Interestingly, with the exception of the few hours immediately following the vote, the amount of Internet blockage, overall, seems to be fairly close to what it was just before the voting. However, the amount of “instability” has been highly variable, suggesting that certain blocks of IP addresses have been temporarily “withdrawn” from the Internet’s address structure, for want of a better term, and then once again made known to that same addressing infrastructure.

It is suggested that this may be because the Iranian Government has been able to institute a sufficient level of monitoring on those address blocks so as to make them comfortable with again allowing the users of those addresses access to the Internet.

In one of the oddest developments I’ve heard so far, there are reports that certain communications protocols used by some games are not being blocked. We will not go into specifics here, but it seems strange indeed that the video game your mother didn’t want you playing all day might actually be a tool for surreptitious communication.

And with all that said, let’s wrap it up for today.

Here’s what we’ve learned: it is indeed hazardous to be a blogger in Iran.
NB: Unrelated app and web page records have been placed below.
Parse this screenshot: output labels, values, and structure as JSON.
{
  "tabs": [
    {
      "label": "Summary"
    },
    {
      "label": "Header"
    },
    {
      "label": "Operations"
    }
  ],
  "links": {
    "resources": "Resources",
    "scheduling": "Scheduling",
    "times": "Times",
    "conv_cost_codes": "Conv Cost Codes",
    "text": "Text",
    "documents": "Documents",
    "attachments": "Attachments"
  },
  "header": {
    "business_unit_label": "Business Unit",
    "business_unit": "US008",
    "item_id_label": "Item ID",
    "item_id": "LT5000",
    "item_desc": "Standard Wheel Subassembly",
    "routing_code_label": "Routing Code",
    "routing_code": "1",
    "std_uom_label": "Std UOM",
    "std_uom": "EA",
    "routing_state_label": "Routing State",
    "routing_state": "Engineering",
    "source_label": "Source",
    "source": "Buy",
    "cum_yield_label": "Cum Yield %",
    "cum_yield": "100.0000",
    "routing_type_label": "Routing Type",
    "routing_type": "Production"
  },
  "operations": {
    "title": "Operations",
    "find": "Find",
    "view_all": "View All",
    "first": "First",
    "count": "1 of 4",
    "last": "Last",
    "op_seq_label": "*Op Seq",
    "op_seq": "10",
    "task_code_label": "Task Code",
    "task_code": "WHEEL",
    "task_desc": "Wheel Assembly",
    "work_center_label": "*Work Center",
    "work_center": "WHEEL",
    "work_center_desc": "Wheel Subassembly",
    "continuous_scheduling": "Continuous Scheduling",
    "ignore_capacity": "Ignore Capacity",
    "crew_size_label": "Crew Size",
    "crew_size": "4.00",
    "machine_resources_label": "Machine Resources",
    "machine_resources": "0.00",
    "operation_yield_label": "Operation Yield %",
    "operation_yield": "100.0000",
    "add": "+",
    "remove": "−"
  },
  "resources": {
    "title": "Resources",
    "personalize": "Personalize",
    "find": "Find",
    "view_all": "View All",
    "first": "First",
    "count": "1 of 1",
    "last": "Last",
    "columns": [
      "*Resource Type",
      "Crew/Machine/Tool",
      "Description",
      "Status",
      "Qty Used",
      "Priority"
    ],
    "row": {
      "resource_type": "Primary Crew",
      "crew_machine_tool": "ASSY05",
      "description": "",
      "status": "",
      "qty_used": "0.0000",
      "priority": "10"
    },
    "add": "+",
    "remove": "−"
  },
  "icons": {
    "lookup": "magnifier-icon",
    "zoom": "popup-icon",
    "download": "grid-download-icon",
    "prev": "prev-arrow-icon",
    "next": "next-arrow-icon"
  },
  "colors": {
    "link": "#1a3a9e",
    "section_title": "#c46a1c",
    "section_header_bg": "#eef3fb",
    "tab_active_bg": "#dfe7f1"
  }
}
Despite the fact that it can get you tortured or get you the death penalty, there are those who take the risk—including a former Vice-President who now finds himself under arrest.

We can help Iranian citizens by installing software on our own computers that helps them obtain uncensored Internet access, and about 1/3 of that traffic is getting through.

The regime is not attempting to permanently shut down all Internet traffic—and in fact, that would be a cure that might be as bad as the disease.

The Iranian Government, instead, is developing and operating a sophisticated system of Internet blocking, but it is not perfect…and there are odd connections that could be used that most people would never think of as useful for the purpose.

Finally, a Western company is accused of selling equipment to Iran that could be used for Internet monitoring, but the company in question denies that the gear they sold Iran can perform the tasks the accusers say it can.

It is rare indeed to be able to see two revolutions taking place at the same time–but as you’re watching the news from the newest Iranian Revolution…keep an eye on the news of the Internet Revolution as well.

WARNING—Self-promotion ahead: I am competing for a Netroots Nation scholarship, and I was not selected in the first round of voting. There are two more chances to be selected…with an announcement due this week…so even if you’ve done so before, I still have to ask you to stop by the Democracy for America site and click on the “Add your support” link to offer your support for me again. Thanks for your patience, and we now return you to your regular programming.